▸ Task
Scan the entries below. List each line with "icon".

╔══

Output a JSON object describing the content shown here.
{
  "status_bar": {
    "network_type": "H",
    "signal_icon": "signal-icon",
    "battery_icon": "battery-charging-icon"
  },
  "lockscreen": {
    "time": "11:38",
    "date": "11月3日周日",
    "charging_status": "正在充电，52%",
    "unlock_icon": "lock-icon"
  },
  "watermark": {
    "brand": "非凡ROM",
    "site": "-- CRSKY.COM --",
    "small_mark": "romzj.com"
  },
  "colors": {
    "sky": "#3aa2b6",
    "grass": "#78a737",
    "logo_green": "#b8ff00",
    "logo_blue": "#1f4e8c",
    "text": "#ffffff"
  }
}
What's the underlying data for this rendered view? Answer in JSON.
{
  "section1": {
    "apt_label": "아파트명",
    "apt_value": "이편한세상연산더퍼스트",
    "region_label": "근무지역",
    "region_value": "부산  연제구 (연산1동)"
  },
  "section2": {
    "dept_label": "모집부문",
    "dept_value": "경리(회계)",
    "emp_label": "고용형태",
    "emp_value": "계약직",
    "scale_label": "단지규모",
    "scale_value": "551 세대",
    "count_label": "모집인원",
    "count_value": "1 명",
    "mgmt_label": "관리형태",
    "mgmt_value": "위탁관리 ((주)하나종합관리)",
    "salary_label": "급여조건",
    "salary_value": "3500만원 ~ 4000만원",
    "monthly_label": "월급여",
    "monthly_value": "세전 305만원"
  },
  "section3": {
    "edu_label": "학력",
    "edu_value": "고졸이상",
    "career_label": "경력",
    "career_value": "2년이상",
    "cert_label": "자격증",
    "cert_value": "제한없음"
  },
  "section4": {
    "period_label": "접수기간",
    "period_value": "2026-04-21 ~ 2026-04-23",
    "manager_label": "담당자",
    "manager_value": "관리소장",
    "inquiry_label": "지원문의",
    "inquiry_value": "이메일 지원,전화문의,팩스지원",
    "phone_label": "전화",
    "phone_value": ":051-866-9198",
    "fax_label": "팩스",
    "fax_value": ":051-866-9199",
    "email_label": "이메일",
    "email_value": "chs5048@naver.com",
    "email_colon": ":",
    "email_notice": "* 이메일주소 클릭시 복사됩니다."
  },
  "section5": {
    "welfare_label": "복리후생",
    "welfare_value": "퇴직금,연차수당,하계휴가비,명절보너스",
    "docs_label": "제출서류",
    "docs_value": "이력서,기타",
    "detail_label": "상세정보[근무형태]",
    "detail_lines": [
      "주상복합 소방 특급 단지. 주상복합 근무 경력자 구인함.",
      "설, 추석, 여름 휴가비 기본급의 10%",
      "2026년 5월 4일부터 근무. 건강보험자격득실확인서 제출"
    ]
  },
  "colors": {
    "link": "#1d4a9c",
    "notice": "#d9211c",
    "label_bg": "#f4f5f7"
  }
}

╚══

▸ Solution to this task
    "signal_icon": "signal-icon",
    "battery_icon": "battery-charging-icon"
    "unlock_icon": "lock-icon"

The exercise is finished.